But in the hot seat today was the White House’s drone warfare program against al-Qaida.
Brennan is a career intelligence officer and a close adviser of President Obama. He was a strong contender for CIA director in the first Obama administration, but his connection to the agency’s Bush-era enhanced interrogation techniques gave the White House pause. Instead he assumed enormous influence as the president’s chief counter-terrorism adviser and is considered by many to be the chief architect of the government’s remote-control drone wars in Pakistan, Afghanistan, Yemen and North Africa.
It took more than three years of drone strikes before President Obama would even publicly acknowledge the existence of the CIA and Pentagon drone programs. And the ACLU and The New York Times have sued the White House for more information on the rapidly expanding drone program.
Questions reached a fever pitch this week with Monday’s leak of a confidential Justice Department memo concluding that the U.S. could order the killing of American citizens if they are believed to be “senior operational leaders” of al-Qaida or “an associated force.” The white paper spells out the playbook for killing Americans overseas thought to have ties to al-Qaida. The criteria contain a loose definition of an imminent threat, arguing that an attack doesn’t have to be in progress or even actively planned at the time of the attack.
Critics, like Sen. Ron Wyden, D-Ore., say the criteria are so vague that having them is virtually meaningless, and closer consideration is needed to determine the limitations of executive war power overseas. With these remote-controlled weapons operating in remote and lawless zones like Pakistan’s Tribal Territories and the Yemeni Desert, oversight of the CIA’s activities is difficult, if not impossible. On Wednesday, the administration let the Senate Intelligence Committee see the long-sought 2010 memo from the Justice’s Office of Legal Counsel that justified the killing of Anwar al-Awlaki, an American-born cleric who joined al-Qaida and was killed in Yemen in a 2011 CIA drone strike.

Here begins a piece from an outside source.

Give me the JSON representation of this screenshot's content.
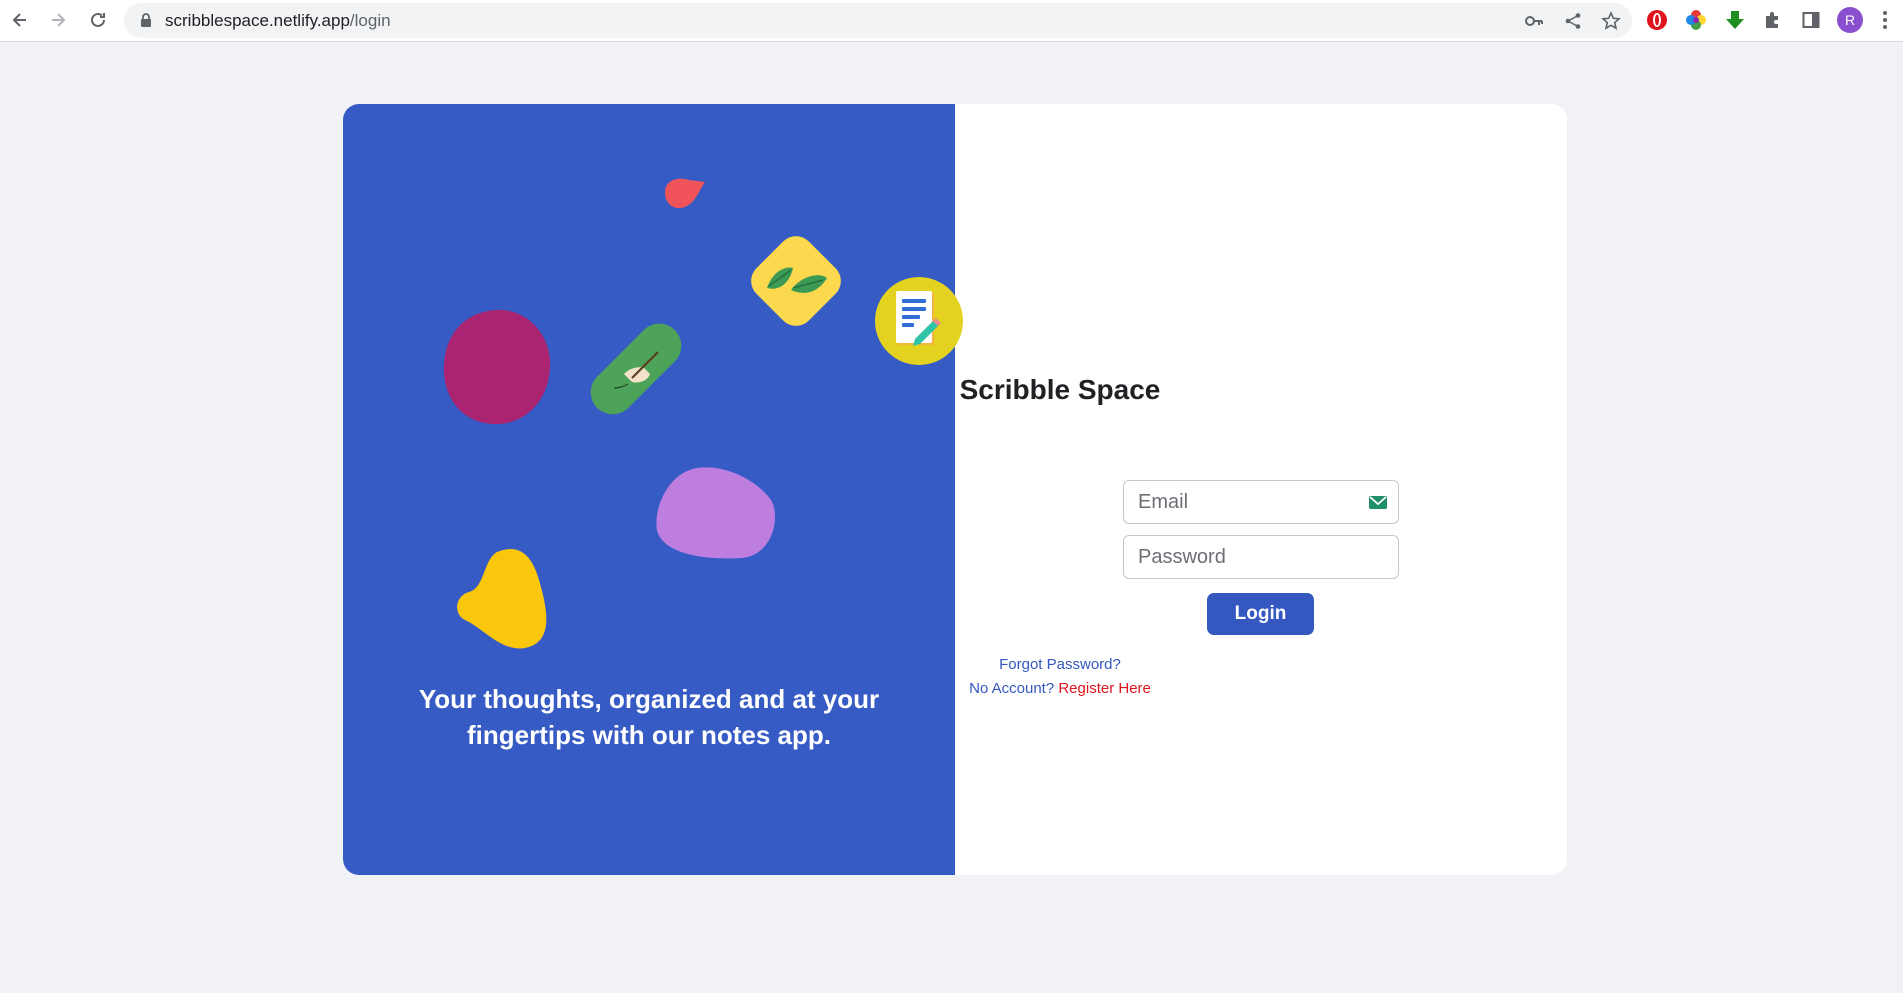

Brennan’s hearing got off to a rocky start with four protesters disrupting Brennan’s opening remarks and Sen. Barbara Boxer, D-Calif., chair of the committee, ordering the room emptied of the viewing public before questions got under way. But today’s hearing presents a new opportunity to shed some light on the government’s drone program. Here are five we hope the committee asks:
1. You’ve said the drone program is a precise weapon of war with only a handful of civilian causalities. But the Bureau of Investigative Journalism estimates as many as 891 civilian casualties in Pakistan alone, including 176 reported deaths of children from drones. How many civilians deaths have you recorded and in what countries? How are civilian deaths avoided, and how does the agency verify whether civilians deaths have actually occurred?

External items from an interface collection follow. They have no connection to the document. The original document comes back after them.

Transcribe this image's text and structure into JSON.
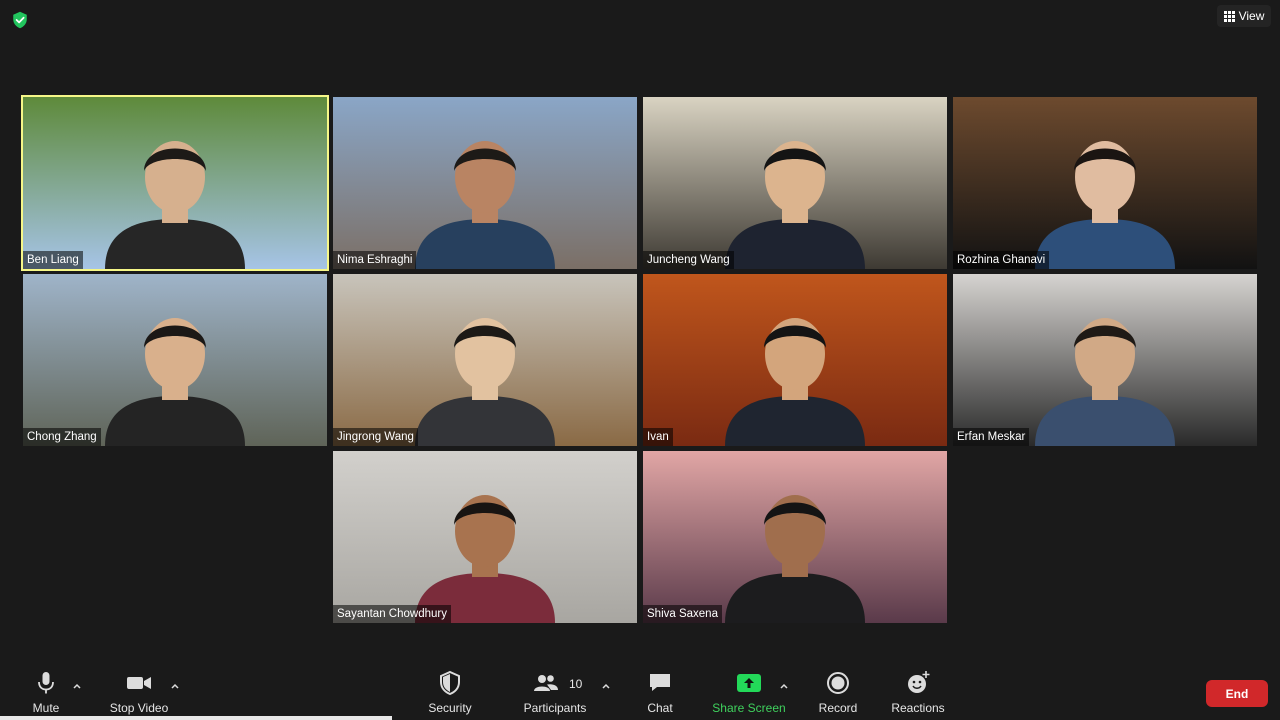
{
  "top": {
    "view_label": "View"
  },
  "participants": [
    {
      "name": "Ben Liang",
      "active": true,
      "bg": [
        "#5e8a3a",
        "#a6c4e6"
      ],
      "skin": "#d6b08e",
      "shirt": "#262626",
      "hair": "#1d1a17"
    },
    {
      "name": "Nima Eshraghi",
      "active": false,
      "bg": [
        "#8aa6c7",
        "#7b6f66"
      ],
      "skin": "#b98463",
      "shirt": "#27405e",
      "hair": "#1d1a17"
    },
    {
      "name": "Juncheng Wang",
      "active": false,
      "bg": [
        "#d9d3c2",
        "#3e3a33"
      ],
      "skin": "#dcb48e",
      "shirt": "#1e2330",
      "hair": "#141414"
    },
    {
      "name": "Rozhina Ghanavi",
      "active": false,
      "bg": [
        "#6d4a2e",
        "#121212"
      ],
      "skin": "#e0bca0",
      "shirt": "#2d4f7a",
      "hair": "#1b1512"
    },
    {
      "name": "Chong Zhang",
      "active": false,
      "bg": [
        "#9fb4c9",
        "#5f6458"
      ],
      "skin": "#d9b08c",
      "shirt": "#242424",
      "hair": "#1b1816"
    },
    {
      "name": "Jingrong Wang",
      "active": false,
      "bg": [
        "#c8c4bb",
        "#8a6a45"
      ],
      "skin": "#e2c2a0",
      "shirt": "#333438",
      "hair": "#1c1916"
    },
    {
      "name": "Ivan",
      "active": false,
      "bg": [
        "#c0561c",
        "#7a2a12"
      ],
      "skin": "#d3a57c",
      "shirt": "#1f2530",
      "hair": "#141414"
    },
    {
      "name": "Erfan Meskar",
      "active": false,
      "bg": [
        "#d6d3d0",
        "#2a2a2a"
      ],
      "skin": "#d1a986",
      "shirt": "#3a4f6e",
      "hair": "#1f1a16"
    },
    {
      "name": "Sayantan Chowdhury",
      "active": false,
      "bg": [
        "#d2d0cc",
        "#a8a6a1"
      ],
      "skin": "#a8734f",
      "shirt": "#7b2c3b",
      "hair": "#181412"
    },
    {
      "name": "Shiva Saxena",
      "active": false,
      "bg": [
        "#e1a6a5",
        "#5a3a4a"
      ],
      "skin": "#a06e4d",
      "shirt": "#1c1c1e",
      "hair": "#141414"
    }
  ],
  "toolbar": {
    "mute_label": "Mute",
    "stop_video_label": "Stop Video",
    "security_label": "Security",
    "participants_label": "Participants",
    "participants_count": "10",
    "chat_label": "Chat",
    "share_screen_label": "Share Screen",
    "record_label": "Record",
    "reactions_label": "Reactions",
    "end_label": "End"
  },
  "colors": {
    "share_green": "#23d959",
    "end_red": "#d1282a",
    "active_border": "#f6f788",
    "shield_green": "#22c55e"
  }
}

2. Monday’s memo says that an “imminent” threat does not require clear evidence that a specific attack on persons or interests will take place in the immediate future. How broadly can an unspecified threat be defined? Do you concede any geographic limitations to the president’s authority?
3. It has been reported that you assist the White House in selecting targets using a “disposition matrix,” otherwise known as a “kill list.” Please describe how a person’s name is entered into the matrix and how their risks are vetted. Is there an age criteria?

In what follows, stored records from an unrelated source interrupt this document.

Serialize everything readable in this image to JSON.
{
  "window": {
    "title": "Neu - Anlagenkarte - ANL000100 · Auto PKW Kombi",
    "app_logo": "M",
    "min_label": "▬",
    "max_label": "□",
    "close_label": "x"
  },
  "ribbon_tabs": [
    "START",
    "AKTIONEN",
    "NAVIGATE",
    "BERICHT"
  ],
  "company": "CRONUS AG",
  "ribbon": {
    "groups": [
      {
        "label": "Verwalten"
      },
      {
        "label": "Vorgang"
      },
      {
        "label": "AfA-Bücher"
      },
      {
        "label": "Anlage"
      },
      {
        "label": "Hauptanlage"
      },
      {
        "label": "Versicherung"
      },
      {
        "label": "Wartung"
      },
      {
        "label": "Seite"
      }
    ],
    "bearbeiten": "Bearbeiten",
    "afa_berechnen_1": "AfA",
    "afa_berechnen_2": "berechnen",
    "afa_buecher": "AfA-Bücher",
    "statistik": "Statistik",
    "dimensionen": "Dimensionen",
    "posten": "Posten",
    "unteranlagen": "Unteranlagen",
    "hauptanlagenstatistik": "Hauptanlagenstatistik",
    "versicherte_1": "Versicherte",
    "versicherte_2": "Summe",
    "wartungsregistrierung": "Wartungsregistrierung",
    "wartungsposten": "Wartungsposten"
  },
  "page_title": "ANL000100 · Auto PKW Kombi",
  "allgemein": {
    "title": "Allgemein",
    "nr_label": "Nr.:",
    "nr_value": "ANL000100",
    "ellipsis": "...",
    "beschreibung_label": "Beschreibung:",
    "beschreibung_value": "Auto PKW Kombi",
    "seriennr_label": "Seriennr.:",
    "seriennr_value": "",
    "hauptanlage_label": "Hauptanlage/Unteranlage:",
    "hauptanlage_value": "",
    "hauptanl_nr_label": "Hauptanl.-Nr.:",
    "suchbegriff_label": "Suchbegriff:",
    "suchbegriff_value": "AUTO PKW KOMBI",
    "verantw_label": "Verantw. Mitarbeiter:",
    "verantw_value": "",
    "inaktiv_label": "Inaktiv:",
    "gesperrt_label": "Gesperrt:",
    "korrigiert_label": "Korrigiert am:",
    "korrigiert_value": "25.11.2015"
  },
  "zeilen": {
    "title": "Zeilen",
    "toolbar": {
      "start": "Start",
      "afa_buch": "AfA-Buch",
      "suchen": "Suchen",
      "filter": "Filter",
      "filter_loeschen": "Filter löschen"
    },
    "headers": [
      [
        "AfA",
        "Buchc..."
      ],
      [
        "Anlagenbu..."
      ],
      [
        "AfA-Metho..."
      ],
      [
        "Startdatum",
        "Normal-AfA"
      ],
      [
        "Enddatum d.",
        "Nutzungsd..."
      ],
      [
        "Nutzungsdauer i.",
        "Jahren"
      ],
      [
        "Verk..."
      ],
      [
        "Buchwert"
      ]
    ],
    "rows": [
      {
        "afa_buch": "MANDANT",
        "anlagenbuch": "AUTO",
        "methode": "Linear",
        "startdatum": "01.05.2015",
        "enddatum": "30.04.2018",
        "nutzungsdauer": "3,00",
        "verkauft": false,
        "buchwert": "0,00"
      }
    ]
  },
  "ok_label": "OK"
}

4. Since 9/11, some individuals captured abroad and incarcerated at Guantanamo Bay have been found to be innocent and subsequently released. Are you concerned that the intelligence used in a targeted drone strike may be as faulty as that which put innocent individuals in Guantanamo? What steps are in place to admit the error and also to prevent such mistakes in the future?
5. Former General Stanley McChrystal has admitted that the U.S. risks a blowback from Afghans, Pakistanis and Yemenis stemming from locals’ “visceral hatred” of U.S. drone activities. Yet you have stated that there is little evidence drone strikes are causing widespread anti-American sentiment or recruiting new extremists. Do you stand by this statement now, despite the fact that al-Qaida affiliates continue challenging our allies in South Asia,and the Arabian peninsula and are now spreading in North Africa? How should the U.S. counteract the risk of “blowback” caused by our ability to target and attack at will?
Tonight Jennifer Granholm, Stephanie Miller, host of “Talking Liberally,” and syndicated columnist Karl Frisch will talk about Brennan’s day in the Senate, drones and much more. Tune in to Current TV at 6E/3P for the discussion.